There is a verse that is often quoted by Jewish educators from Proverbs (22:6) which states, “Teach a child according to his way.” This verse reflects the Jewish belief that every child should be educated and raised according to their way. While many schools and various educational settings strive to create inclusive environments, how should we as a community be advocating for, advancing, and supporting inclusion in our children’s educational ecosystems?
This question is quite personal. My parents had to advocate for their children with disabilities, and now I am an adult who has to advocate for myself and for my child with a disability. For my parents, one of the challenges they faced was figuring out how to fulfill their wish of enrolling me in a Jewish day school without compromising my hearing and speech development. For the first few years of my life, I attended a public school for the hearing-impaired and deaf, and my parents supplemented my Jewish education at home. Then my parents “mainstreamed” me in a Jewish day school and took me to the local public school to access the services we needed in order to continue my development.

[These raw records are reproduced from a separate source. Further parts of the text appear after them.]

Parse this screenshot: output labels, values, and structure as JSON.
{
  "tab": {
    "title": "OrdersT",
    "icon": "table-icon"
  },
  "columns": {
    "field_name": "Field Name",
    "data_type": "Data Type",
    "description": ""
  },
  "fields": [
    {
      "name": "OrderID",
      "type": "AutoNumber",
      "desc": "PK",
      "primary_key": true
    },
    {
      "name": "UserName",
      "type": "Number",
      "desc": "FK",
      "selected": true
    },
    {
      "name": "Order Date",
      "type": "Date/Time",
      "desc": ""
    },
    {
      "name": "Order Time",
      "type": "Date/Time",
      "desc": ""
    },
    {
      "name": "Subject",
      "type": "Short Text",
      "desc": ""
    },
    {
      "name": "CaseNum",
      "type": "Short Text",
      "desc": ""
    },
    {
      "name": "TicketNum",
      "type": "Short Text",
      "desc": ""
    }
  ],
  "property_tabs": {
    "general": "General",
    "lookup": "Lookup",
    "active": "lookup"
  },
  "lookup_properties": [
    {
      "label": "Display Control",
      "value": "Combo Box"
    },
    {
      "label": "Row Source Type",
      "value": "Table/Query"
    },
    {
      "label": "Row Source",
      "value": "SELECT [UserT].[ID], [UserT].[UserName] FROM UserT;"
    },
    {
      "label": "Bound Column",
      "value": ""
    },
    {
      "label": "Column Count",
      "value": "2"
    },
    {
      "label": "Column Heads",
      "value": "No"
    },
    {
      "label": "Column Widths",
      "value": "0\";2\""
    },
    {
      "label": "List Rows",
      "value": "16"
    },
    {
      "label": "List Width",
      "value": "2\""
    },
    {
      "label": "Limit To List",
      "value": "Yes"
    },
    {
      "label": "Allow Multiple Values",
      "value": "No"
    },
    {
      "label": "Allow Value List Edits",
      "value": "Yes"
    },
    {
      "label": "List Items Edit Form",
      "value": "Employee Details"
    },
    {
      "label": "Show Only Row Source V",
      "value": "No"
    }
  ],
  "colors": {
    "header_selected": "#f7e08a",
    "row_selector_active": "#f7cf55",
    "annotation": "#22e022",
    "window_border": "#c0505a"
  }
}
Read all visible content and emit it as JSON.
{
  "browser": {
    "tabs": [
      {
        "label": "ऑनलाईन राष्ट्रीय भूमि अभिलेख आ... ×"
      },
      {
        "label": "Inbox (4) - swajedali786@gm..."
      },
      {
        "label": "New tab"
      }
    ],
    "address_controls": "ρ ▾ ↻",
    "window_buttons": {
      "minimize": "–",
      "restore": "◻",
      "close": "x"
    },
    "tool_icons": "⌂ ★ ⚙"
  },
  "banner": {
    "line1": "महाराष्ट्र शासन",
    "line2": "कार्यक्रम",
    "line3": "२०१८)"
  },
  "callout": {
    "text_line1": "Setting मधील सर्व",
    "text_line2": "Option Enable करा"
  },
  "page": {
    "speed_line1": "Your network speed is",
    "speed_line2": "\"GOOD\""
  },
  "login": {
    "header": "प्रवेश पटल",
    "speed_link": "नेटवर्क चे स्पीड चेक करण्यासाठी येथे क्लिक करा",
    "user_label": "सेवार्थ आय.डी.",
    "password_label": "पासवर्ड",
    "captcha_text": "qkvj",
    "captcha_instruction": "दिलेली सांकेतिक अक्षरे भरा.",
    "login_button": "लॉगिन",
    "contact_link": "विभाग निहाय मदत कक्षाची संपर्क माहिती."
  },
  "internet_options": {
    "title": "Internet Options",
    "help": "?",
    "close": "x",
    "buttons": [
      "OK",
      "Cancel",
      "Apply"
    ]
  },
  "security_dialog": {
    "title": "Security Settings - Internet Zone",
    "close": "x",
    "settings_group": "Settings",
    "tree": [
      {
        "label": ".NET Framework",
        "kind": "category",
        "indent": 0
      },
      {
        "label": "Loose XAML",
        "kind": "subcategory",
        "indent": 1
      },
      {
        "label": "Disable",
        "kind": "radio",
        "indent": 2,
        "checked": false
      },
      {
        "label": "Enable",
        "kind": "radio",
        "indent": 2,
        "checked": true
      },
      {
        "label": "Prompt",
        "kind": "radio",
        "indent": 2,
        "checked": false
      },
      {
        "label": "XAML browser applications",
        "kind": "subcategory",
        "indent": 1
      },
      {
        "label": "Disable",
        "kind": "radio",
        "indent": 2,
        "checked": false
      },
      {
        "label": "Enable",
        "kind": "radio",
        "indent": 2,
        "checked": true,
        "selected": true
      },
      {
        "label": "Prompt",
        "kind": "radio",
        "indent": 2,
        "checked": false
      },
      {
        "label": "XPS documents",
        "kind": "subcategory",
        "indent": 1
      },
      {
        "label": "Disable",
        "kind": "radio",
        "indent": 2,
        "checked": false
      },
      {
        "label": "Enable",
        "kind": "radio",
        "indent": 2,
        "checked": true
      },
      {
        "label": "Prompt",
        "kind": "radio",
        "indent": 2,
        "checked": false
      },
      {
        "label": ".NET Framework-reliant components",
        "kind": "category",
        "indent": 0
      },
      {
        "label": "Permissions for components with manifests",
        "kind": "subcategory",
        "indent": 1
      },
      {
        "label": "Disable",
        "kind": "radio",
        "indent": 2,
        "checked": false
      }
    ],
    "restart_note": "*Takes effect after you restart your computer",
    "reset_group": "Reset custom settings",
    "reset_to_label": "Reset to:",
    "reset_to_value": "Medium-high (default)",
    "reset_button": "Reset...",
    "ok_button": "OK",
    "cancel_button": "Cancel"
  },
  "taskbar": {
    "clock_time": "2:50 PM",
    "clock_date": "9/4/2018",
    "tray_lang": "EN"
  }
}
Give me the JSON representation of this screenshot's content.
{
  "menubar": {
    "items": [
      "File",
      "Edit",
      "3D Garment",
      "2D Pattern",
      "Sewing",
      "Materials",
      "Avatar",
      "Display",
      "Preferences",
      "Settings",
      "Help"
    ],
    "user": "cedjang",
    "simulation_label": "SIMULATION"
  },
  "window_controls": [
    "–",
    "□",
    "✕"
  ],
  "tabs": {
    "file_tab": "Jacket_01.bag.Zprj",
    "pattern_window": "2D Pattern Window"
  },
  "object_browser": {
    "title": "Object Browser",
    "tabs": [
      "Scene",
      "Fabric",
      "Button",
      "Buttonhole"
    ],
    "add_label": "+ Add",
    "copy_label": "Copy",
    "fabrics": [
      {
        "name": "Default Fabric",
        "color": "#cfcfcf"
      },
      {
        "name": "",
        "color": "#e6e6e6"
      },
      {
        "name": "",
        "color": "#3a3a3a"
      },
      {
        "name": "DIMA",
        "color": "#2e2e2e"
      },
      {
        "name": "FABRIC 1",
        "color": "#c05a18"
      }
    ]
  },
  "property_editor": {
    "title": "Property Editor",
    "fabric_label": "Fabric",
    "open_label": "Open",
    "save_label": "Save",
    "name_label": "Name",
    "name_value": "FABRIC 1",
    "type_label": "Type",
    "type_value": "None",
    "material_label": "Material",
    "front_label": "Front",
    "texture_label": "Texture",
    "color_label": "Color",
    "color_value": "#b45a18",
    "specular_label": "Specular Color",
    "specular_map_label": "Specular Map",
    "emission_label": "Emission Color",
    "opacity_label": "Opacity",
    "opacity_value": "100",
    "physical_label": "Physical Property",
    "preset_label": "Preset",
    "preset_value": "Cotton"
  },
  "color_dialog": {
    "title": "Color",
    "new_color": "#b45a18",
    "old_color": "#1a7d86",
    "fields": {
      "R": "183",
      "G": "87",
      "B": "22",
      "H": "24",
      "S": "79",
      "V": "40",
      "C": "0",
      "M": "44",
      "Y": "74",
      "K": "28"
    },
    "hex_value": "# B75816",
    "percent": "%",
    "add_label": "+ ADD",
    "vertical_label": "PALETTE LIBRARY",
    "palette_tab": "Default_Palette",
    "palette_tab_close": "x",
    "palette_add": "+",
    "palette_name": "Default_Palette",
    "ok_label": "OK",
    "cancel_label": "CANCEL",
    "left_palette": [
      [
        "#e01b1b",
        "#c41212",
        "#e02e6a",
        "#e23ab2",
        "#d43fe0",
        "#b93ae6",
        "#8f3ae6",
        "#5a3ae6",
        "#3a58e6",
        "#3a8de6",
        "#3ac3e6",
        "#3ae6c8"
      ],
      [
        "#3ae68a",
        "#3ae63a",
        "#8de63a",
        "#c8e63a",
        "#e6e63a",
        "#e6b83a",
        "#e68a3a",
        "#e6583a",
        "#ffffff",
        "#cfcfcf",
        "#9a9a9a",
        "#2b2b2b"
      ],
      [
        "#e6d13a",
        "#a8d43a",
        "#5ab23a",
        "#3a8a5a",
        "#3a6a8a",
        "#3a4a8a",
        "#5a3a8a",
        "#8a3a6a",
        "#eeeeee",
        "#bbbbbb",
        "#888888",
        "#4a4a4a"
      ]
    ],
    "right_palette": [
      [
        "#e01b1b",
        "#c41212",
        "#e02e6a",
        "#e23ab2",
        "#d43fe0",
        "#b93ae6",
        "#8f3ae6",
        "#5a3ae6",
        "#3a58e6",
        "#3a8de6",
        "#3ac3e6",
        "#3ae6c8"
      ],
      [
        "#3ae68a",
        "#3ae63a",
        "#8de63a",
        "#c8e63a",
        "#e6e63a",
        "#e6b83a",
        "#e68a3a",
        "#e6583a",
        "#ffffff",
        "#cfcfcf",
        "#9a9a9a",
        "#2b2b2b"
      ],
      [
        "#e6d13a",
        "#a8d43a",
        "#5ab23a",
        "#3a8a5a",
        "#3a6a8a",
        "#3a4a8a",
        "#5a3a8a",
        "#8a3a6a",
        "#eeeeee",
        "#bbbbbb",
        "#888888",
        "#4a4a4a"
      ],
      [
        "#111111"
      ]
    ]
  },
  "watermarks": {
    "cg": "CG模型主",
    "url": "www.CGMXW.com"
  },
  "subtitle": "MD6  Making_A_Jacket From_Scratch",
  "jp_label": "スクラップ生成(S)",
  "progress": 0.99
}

Now, especially since I became CEO of Gateways: Access to Jewish Education in 2020, all I think about is inclusion in Jewish educational settings and what this means on a practical level. The phrase, “inclusion in Jewish educational settings,” can represent different paths that a family might take for a child to feel a true sense of belonging in Jewish life and learning. At Gateways, inclusion is about being able to have a choice. There are different options for children with disabilities, diverse learning needs, and mental health challenges. Some options might be for students who are in Jewish day schools and need additional support to succeed in the classroom, which we make possible by having therapists in day schools in the Greater Boston area. Other options might include enrolling in a program such as our Sunday and B’nei Mitzvah programs, where the goal is for students to learn about their Jewish heritage and traditions and be able to participate in their synagogue or community’s activities and services. There are many factors that can go into this kind of decision, and every family should be able to have all of the options to consider when determining what’s best for their child.
So how can we ALL be advocates of inclusion for children with disabilities in our communities and educational settings? We must be in partnership with one another, not just families and individuals with disabilities, but the entire community together. This includes our community leaders in our schools, synagogues, or any communal space we find ourselves in, our families and individuals who aren’t directly affected by disabilities, and our educators who are creating educational environments that children can access. Because, as that other famed verse from the Talmud (Shevuat 39a) states, “All of Israel is responsible for each other.”